__TASK REQUIREMENTS__: Would you please repeat the data exactly as given?
__________________________________________________
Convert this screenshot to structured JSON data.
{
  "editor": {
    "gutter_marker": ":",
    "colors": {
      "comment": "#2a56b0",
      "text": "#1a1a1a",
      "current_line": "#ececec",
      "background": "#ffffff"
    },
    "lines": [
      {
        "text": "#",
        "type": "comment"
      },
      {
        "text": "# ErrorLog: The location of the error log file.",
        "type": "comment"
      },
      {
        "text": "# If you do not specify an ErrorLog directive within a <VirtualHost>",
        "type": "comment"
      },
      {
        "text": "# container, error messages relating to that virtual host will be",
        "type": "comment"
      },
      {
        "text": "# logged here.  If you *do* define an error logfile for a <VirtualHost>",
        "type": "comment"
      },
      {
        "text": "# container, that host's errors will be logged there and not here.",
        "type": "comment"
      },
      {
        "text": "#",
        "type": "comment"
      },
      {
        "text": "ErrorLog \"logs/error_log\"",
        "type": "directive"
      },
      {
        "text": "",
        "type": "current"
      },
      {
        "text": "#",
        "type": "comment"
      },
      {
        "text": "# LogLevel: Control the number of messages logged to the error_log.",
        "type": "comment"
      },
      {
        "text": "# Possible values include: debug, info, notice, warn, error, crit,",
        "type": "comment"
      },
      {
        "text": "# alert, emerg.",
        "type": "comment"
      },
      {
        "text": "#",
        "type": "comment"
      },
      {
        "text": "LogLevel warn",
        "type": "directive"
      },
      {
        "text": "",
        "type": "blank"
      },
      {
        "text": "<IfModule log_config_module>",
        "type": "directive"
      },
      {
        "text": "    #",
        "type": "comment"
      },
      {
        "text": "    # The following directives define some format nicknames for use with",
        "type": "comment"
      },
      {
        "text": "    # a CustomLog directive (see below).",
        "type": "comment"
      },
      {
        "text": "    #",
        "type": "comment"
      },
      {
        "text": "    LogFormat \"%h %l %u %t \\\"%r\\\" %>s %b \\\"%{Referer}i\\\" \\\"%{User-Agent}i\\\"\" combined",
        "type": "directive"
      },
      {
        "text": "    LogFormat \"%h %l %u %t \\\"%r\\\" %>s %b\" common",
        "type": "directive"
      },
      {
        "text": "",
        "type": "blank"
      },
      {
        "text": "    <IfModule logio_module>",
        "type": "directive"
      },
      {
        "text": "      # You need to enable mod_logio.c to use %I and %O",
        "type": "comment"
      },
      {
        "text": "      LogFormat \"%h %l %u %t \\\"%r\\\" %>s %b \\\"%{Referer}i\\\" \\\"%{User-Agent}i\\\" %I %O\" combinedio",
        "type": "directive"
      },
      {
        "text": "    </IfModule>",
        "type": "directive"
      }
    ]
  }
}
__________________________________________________
__ANSWER SECTION__:
Convert this screenshot to structured JSON data.
{
  "editor": {
    "gutter_marker": ":",
    "colors": {
      "comment": "#2a56b0",
      "text": "#1a1a1a",
      "current_line": "#ececec",
      "background": "#ffffff"
    },
    "lines": [
      {
        "text": "#",
        "type": "comment"
      },
      {
        "text": "# ErrorLog: The location of the error log file.",
        "type": "comment"
      },
      {
        "text": "# If you do not specify an ErrorLog directive within a <VirtualHost>",
        "type": "comment"
      },
      {
        "text": "# container, error messages relating to that virtual host will be",
        "type": "comment"
      },
      {
        "text": "# logged here.  If you *do* define an error logfile for a <VirtualHost>",
        "type": "comment"
      },
      {
        "text": "# container, that host's errors will be logged there and not here.",
        "type": "comment"
      },
      {
        "text": "#",
        "type": "comment"
      },
      {
        "text": "ErrorLog \"logs/error_log\"",
        "type": "directive"
      },
      {
        "text": "",
        "type": "current"
      },
      {
        "text": "#",
        "type": "comment"
      },
      {
        "text": "# LogLevel: Control the number of messages logged to the error_log.",
        "type": "comment"
      },
      {
        "text": "# Possible values include: debug, info, notice, warn, error, crit,",
        "type": "comment"
      },
      {
        "text": "# alert, emerg.",
        "type": "comment"
      },
      {
        "text": "#",
        "type": "comment"
      },
      {
        "text": "LogLevel warn",
        "type": "directive"
      },
      {
        "text": "",
        "type": "blank"
      },
      {
        "text": "<IfModule log_config_module>",
        "type": "directive"
      },
      {
        "text": "    #",
        "type": "comment"
      },
      {
        "text": "    # The following directives define some format nicknames for use with",
        "type": "comment"
      },
      {
        "text": "    # a CustomLog directive (see below).",
        "type": "comment"
      },
      {
        "text": "    #",
        "type": "comment"
      },
      {
        "text": "    LogFormat \"%h %l %u %t \\\"%r\\\" %>s %b \\\"%{Referer}i\\\" \\\"%{User-Agent}i\\\"\" combined",
        "type": "directive"
      },
      {
        "text": "    LogFormat \"%h %l %u %t \\\"%r\\\" %>s %b\" common",
        "type": "directive"
      },
      {
        "text": "",
        "type": "blank"
      },
      {
        "text": "    <IfModule logio_module>",
        "type": "directive"
      },
      {
        "text": "      # You need to enable mod_logio.c to use %I and %O",
        "type": "comment"
      },
      {
        "text": "      LogFormat \"%h %l %u %t \\\"%r\\\" %>s %b \\\"%{Referer}i\\\" \\\"%{User-Agent}i\\\" %I %O\" combinedio",
        "type": "directive"
      },
      {
        "text": "    </IfModule>",
        "type": "directive"
      }
    ]
  }
}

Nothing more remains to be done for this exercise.